The Smith Center – Bringing Culture to the Desert

While I was growing up here in Las Vegas, there was very little in terms of “mainstream” culture. Sure there were shows – there have been headliners on the Strip since the Strip existed – but those were showgirls, singers, comedians, etc. If you wanted to see ballet, a live play, opera, or anything like that, you were out of luck. The university would put on student productions, occasionally, but that was about the extent of it. Thankfully, the Smith Center has come along and changed that.

Built in 2012 in the downtown area of Las Vegas, the Smith Center has given Las Vegas a little bit of life in an area that was lacking. Since it’s opened, it has hosted off-Broadway plays, ballets, musicals, wedding, and concerts, among numerous other special events. Some of the productions that have graced its stage thus far include Wicked, The Book of Mormon, The Nutcracker, Beauty and the Beast and Giselle. I have been fortunate enough so far to attend two productions – Romeo and Juliet and Cinderella. While The Smith Center may not have the reputation of the Walt Disney Concert Hall, Carnegie or Royal Albert, it’s the first of its kind in this city. That alone makes it worth visiting.

My Breakdown of The Smith Center

Pricing: Prices for most of the shows are on par with what you will pay on the Strip. Personally, I think it’s worth the extra money to sit in either the mezzanine or orchestra level, only because the balcony level will affect your view (literally and figuratively) of the performance. I found myself more distracted by breaks in formation or miscounted steps sitting up higher, and I don’t want you to experience the same! J

Dress Code: I was surprised to find that The Smith Center doesn’t enforce a dress code. If you’ve been to Vegas before, you know how dress codes can make or break an experience so this is a welcome change. Most people will still dress properly for the occasion, but you won’t be kicked out if you’re wearing sneakers or jeans. (Special Note: I did not wear jeans or sneakers. I didn’t want to risk it.)

Performances: Both productions (Cinderella and Romeo and Juliet) were gorgeous. I have no background and little knowledge in ballet, so I can’t give an in-depth review of the technical aspects of the performance. But I can tell you, the costumes were breathtaking, as was the scenery and the choreography. The entire aesthetic of Cinderella reminded me of a watercolor painting, and the final dance between Romeo and Juliet almost brought me to tears. I was nervous prior to seeing Cinderella, since I had never been to a ballet before and wasn’t sure if I would be able to appreciate it. My fears were quickly quelled, and I found myself moved by the emotion and the grace of the dancers.

Parking: Parking isn’t as big of an issue as it might be on the Strip, but it’s still a good idea to get there early. There’s usually no shortage of spaces, but you don’t want to cross giant parking lots in your best theater attire if you don’t have to.
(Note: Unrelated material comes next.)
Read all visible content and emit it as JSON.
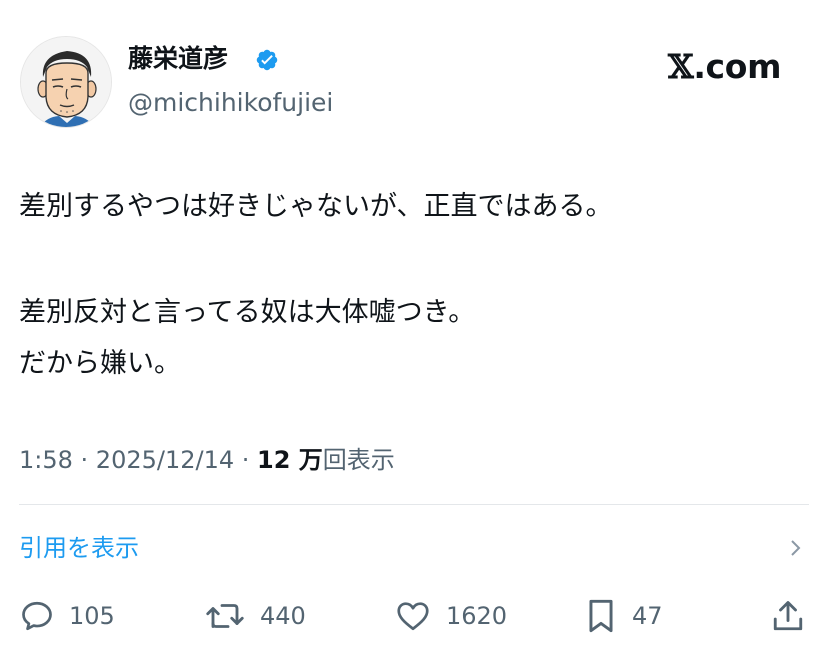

Special Notes: They will sell snacks and drinks in the lobby, but be sure to not take the food into the theater. I was scolded for having M&Ms prior to Romeo and Juliet by an usher, whom apparently had no issue with the woman texting during the actual performance. Seems a little strange to me, but I digress.